By the year’s end the station convinced him he should have his own show, and he stopped being news director. His show Here and There airs four days a week and is live-streamed on ksfr.org. Podcasts are available on iTunes, KSFR’s website and on davemarash.com. “It’s wonderful work. We report on the biggest stories from our community, around the country and the world. All I need is a strong internet connection, a telephone, my computer and a good microphone,” he says. “I couldn’t have done this 25 years ago, question the world and provide answers to the world. The technology just didn’t exist.”
With his reputation and Rolodex, Marash is regularly able to talk with a world-class collection of on-the-scene journalists, analysts and witnesses to events around the globe. “I think Here and There is unique in the depth of its discussions and the range of its subjects,” he says. The show now has a paid associate producer; a volunteer researcher; and Dave’s wife (Amy), who provides counsel and graphics that light up his email, Facebook and Twitter offerings. The show has covered land controversies in Arizona; the impact of falling oil prices on New Mexico; and such international stories as the refugee crisis in Europe, Syria and Jordan. It’s also offered eye-witness reports from Libya, Iraq, Afghanistan, China, Venezuela, Mexico and Brazil. Guests have ranged from former U.S. Ambassadors Thomas Pickering, Jack Matlock and Ryan Crocker to Pulitzer Prize-winning journalists Carol Leonnig, Eric Lipton and Laurie Garrett.
“This is in-depth journalism on my own terms,” he says. “I spent a good part of my 50-plus years as a journalist trying to convince managers to give me this kind of intellectual freedom and responsibility. Now the opportunity and the responsibility are on me.”
Marash also enjoys setting his own schedule and taking walks with his dog, Louie, between recording sessions. Working from home has its perks and its peculiarities. “Once while I was recording an interview, I looked out my window and I saw a 200-pound mountain lion strolling across our neighbor’s backyard,” he remembers. “I couldn’t say a word. Certainly not, ‘Holy cow, that’s a mountain lion!’ Not in the middle of an interview.”
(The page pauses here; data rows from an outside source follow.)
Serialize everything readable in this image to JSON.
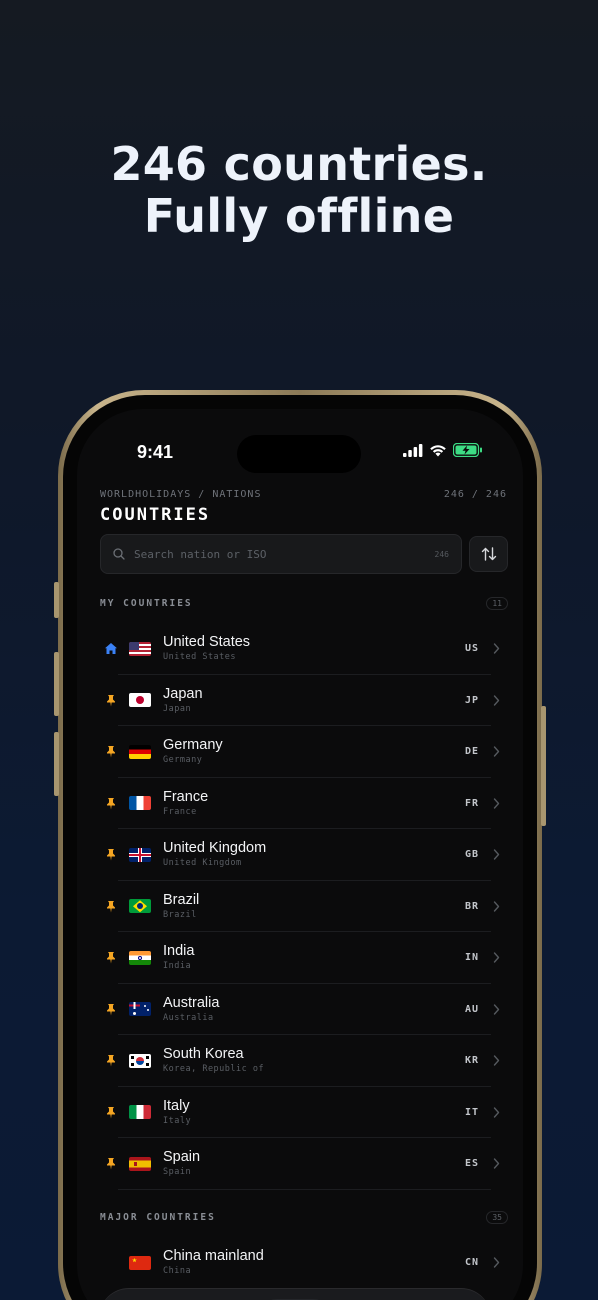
{
  "headline": {
    "line1": "246 countries.",
    "line2": "Fully offline"
  },
  "status_bar": {
    "time": "9:41"
  },
  "header": {
    "breadcrumb": "WORLDHOLIDAYS / NATIONS",
    "counter": "246 / 246",
    "title": "COUNTRIES"
  },
  "search": {
    "placeholder": "Search nation or ISO",
    "count": "246"
  },
  "sections": {
    "my": {
      "label": "MY COUNTRIES",
      "count": "11"
    },
    "major": {
      "label": "MAJOR COUNTRIES",
      "count": "35"
    }
  },
  "my_countries": [
    {
      "lead": "home-icon",
      "name": "United States",
      "sub": "United States",
      "iso": "US",
      "flag": "us"
    },
    {
      "lead": "pin-icon",
      "name": "Japan",
      "sub": "Japan",
      "iso": "JP",
      "flag": "jp"
    },
    {
      "lead": "pin-icon",
      "name": "Germany",
      "sub": "Germany",
      "iso": "DE",
      "flag": "de"
    },
    {
      "lead": "pin-icon",
      "name": "France",
      "sub": "France",
      "iso": "FR",
      "flag": "fr"
    },
    {
      "lead": "pin-icon",
      "name": "United Kingdom",
      "sub": "United Kingdom",
      "iso": "GB",
      "flag": "gb"
    },
    {
      "lead": "pin-icon",
      "name": "Brazil",
      "sub": "Brazil",
      "iso": "BR",
      "flag": "br"
    },
    {
      "lead": "pin-icon",
      "name": "India",
      "sub": "India",
      "iso": "IN",
      "flag": "in"
    },
    {
      "lead": "pin-icon",
      "name": "Australia",
      "sub": "Australia",
      "iso": "AU",
      "flag": "au"
    },
    {
      "lead": "pin-icon",
      "name": "South Korea",
      "sub": "Korea, Republic of",
      "iso": "KR",
      "flag": "kr"
    },
    {
      "lead": "pin-icon",
      "name": "Italy",
      "sub": "Italy",
      "iso": "IT",
      "flag": "it"
    },
    {
      "lead": "pin-icon",
      "name": "Spain",
      "sub": "Spain",
      "iso": "ES",
      "flag": "es"
    }
  ],
  "major_countries": [
    {
      "lead": "",
      "name": "China mainland",
      "sub": "China",
      "iso": "CN",
      "flag": "cn"
    }
  ],
  "tabs": [
    "calendar-icon",
    "globe-icon",
    "list-icon",
    "compare-icon",
    "gear-icon"
  ],
  "colors": {
    "pin": "#f5a623",
    "home": "#3b82f6",
    "active_tab": "#3ddc84"
  }
}
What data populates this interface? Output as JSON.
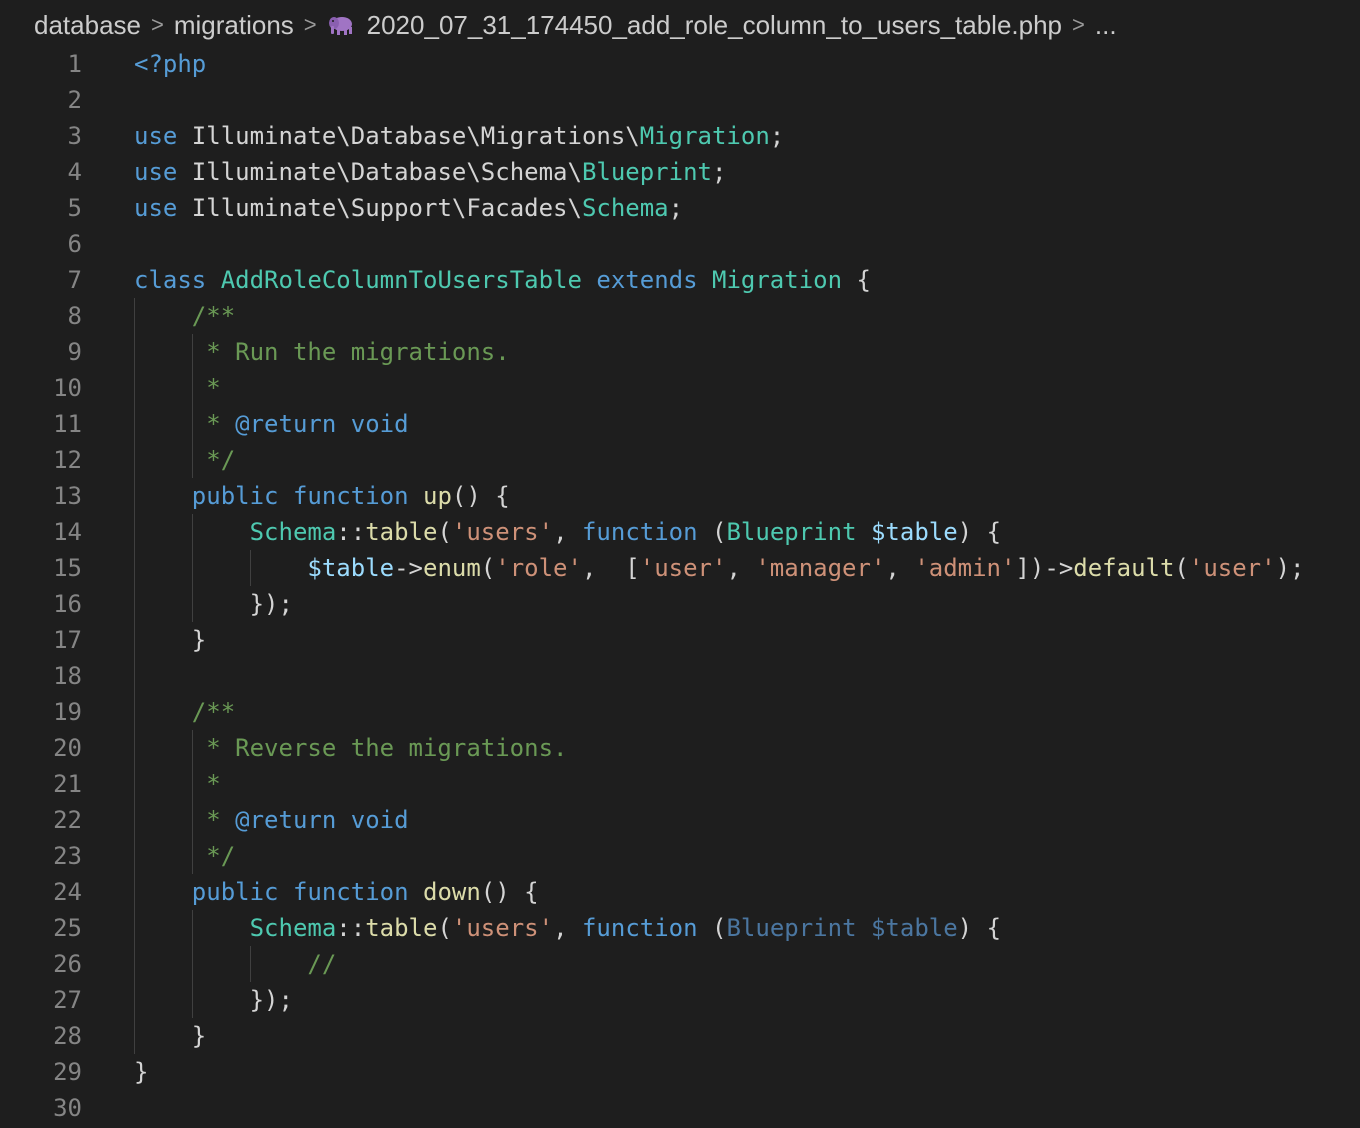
{
  "breadcrumb": {
    "items": [
      "database",
      "migrations"
    ],
    "file": "2020_07_31_174450_add_role_column_to_users_table.php",
    "more": "...",
    "separator": ">"
  },
  "file_icon": "php-elephant-icon",
  "colors": {
    "background": "#1e1e1e",
    "keyword": "#569cd6",
    "class": "#4ec9b0",
    "function": "#dcdcaa",
    "string": "#ce9178",
    "variable": "#9cdcfe",
    "comment": "#6a9955",
    "line_number": "#858585"
  },
  "line_numbers": [
    "1",
    "2",
    "3",
    "4",
    "5",
    "6",
    "7",
    "8",
    "9",
    "10",
    "11",
    "12",
    "13",
    "14",
    "15",
    "16",
    "17",
    "18",
    "19",
    "20",
    "21",
    "22",
    "23",
    "24",
    "25",
    "26",
    "27",
    "28",
    "29",
    "30"
  ],
  "lines": [
    [
      [
        "k",
        "<?php"
      ]
    ],
    [],
    [
      [
        "k",
        "use"
      ],
      [
        "t",
        " Illuminate\\Database\\Migrations\\"
      ],
      [
        "c",
        "Migration"
      ],
      [
        "t",
        ";"
      ]
    ],
    [
      [
        "k",
        "use"
      ],
      [
        "t",
        " Illuminate\\Database\\Schema\\"
      ],
      [
        "c",
        "Blueprint"
      ],
      [
        "t",
        ";"
      ]
    ],
    [
      [
        "k",
        "use"
      ],
      [
        "t",
        " Illuminate\\Support\\Facades\\"
      ],
      [
        "c",
        "Schema"
      ],
      [
        "t",
        ";"
      ]
    ],
    [],
    [
      [
        "k",
        "class"
      ],
      [
        "t",
        " "
      ],
      [
        "c",
        "AddRoleColumnToUsersTable"
      ],
      [
        "t",
        " "
      ],
      [
        "k",
        "extends"
      ],
      [
        "t",
        " "
      ],
      [
        "c",
        "Migration"
      ],
      [
        "t",
        " {"
      ]
    ],
    [
      [
        "t",
        "    "
      ],
      [
        "cm",
        "/**"
      ]
    ],
    [
      [
        "t",
        "    "
      ],
      [
        "cm",
        " * Run the migrations."
      ]
    ],
    [
      [
        "t",
        "    "
      ],
      [
        "cm",
        " *"
      ]
    ],
    [
      [
        "t",
        "    "
      ],
      [
        "cm",
        " * "
      ],
      [
        "ck",
        "@return"
      ],
      [
        "cm",
        " "
      ],
      [
        "ck",
        "void"
      ]
    ],
    [
      [
        "t",
        "    "
      ],
      [
        "cm",
        " */"
      ]
    ],
    [
      [
        "t",
        "    "
      ],
      [
        "k",
        "public"
      ],
      [
        "t",
        " "
      ],
      [
        "k",
        "function"
      ],
      [
        "t",
        " "
      ],
      [
        "f",
        "up"
      ],
      [
        "t",
        "() {"
      ]
    ],
    [
      [
        "t",
        "        "
      ],
      [
        "c",
        "Schema"
      ],
      [
        "t",
        "::"
      ],
      [
        "f",
        "table"
      ],
      [
        "t",
        "("
      ],
      [
        "s",
        "'users'"
      ],
      [
        "t",
        ", "
      ],
      [
        "k",
        "function"
      ],
      [
        "t",
        " ("
      ],
      [
        "c",
        "Blueprint"
      ],
      [
        "t",
        " "
      ],
      [
        "v",
        "$table"
      ],
      [
        "t",
        ") {"
      ]
    ],
    [
      [
        "t",
        "            "
      ],
      [
        "v",
        "$table"
      ],
      [
        "t",
        "->"
      ],
      [
        "f",
        "enum"
      ],
      [
        "t",
        "("
      ],
      [
        "s",
        "'role'"
      ],
      [
        "t",
        ",  ["
      ],
      [
        "s",
        "'user'"
      ],
      [
        "t",
        ", "
      ],
      [
        "s",
        "'manager'"
      ],
      [
        "t",
        ", "
      ],
      [
        "s",
        "'admin'"
      ],
      [
        "t",
        "])->"
      ],
      [
        "f",
        "default"
      ],
      [
        "t",
        "("
      ],
      [
        "s",
        "'user'"
      ],
      [
        "t",
        ");"
      ]
    ],
    [
      [
        "t",
        "        });"
      ]
    ],
    [
      [
        "t",
        "    }"
      ]
    ],
    [],
    [
      [
        "t",
        "    "
      ],
      [
        "cm",
        "/**"
      ]
    ],
    [
      [
        "t",
        "    "
      ],
      [
        "cm",
        " * Reverse the migrations."
      ]
    ],
    [
      [
        "t",
        "    "
      ],
      [
        "cm",
        " *"
      ]
    ],
    [
      [
        "t",
        "    "
      ],
      [
        "cm",
        " * "
      ],
      [
        "ck",
        "@return"
      ],
      [
        "cm",
        " "
      ],
      [
        "ck",
        "void"
      ]
    ],
    [
      [
        "t",
        "    "
      ],
      [
        "cm",
        " */"
      ]
    ],
    [
      [
        "t",
        "    "
      ],
      [
        "k",
        "public"
      ],
      [
        "t",
        " "
      ],
      [
        "k",
        "function"
      ],
      [
        "t",
        " "
      ],
      [
        "f",
        "down"
      ],
      [
        "t",
        "() {"
      ]
    ],
    [
      [
        "t",
        "        "
      ],
      [
        "c",
        "Schema"
      ],
      [
        "t",
        "::"
      ],
      [
        "f",
        "table"
      ],
      [
        "t",
        "("
      ],
      [
        "s",
        "'users'"
      ],
      [
        "t",
        ", "
      ],
      [
        "k",
        "function"
      ],
      [
        "t",
        " ("
      ],
      [
        "dim",
        "Blueprint"
      ],
      [
        "t",
        " "
      ],
      [
        "dim",
        "$table"
      ],
      [
        "t",
        ") {"
      ]
    ],
    [
      [
        "t",
        "            "
      ],
      [
        "cm",
        "//"
      ]
    ],
    [
      [
        "t",
        "        });"
      ]
    ],
    [
      [
        "t",
        "    }"
      ]
    ],
    [
      [
        "t",
        "}"
      ]
    ],
    []
  ]
}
Being your own show producer means being your own fundraiser, something Marash admits he hates. KSFR provides basic funding for the show, and Marash lends his voice to raising funds for the station as well as for his own show, including to pay for advertising to reach a wider audience. “That’s a new hat for me,” he admits.
Marash says he also would like to be able to underwrite original radio reporting projects for a younger generation of journalists. “I recently had the opportunity to mentor a bit on a series of radio documentaries reported by Damaso Reyes, an American multimedia journalist and photographer. Damaso had obtained a grant to examine issues of race and identity among people of African descent who are citizens of Germany and Poland.
“I was able to work with Damaso so that his material sustained three 50-minute programs full of sharp observations and truly intimate personal revelations,” Marash says. “He did all the hard work, and I was the tugboat that got the liner into its neat radio berth.
“There are a lot of wonderful journalists out there ready to tell quality stories that can grip a listener to a broadcast or a podcast,” says Marash. “I want to find ways to help them and their stories find audiences.”
When asked if he’d like to get back out in the field himself, he admits he relishes the slower self-directed pace he’s achieved in un-retirement. "I used to say with pride I was immune to time zones; now I’ll admit they take more of a toll.” One thing reporting through other reporters has not changed, he says: “My goal is still that my listeners should not just ‘know about’ but understand a story.”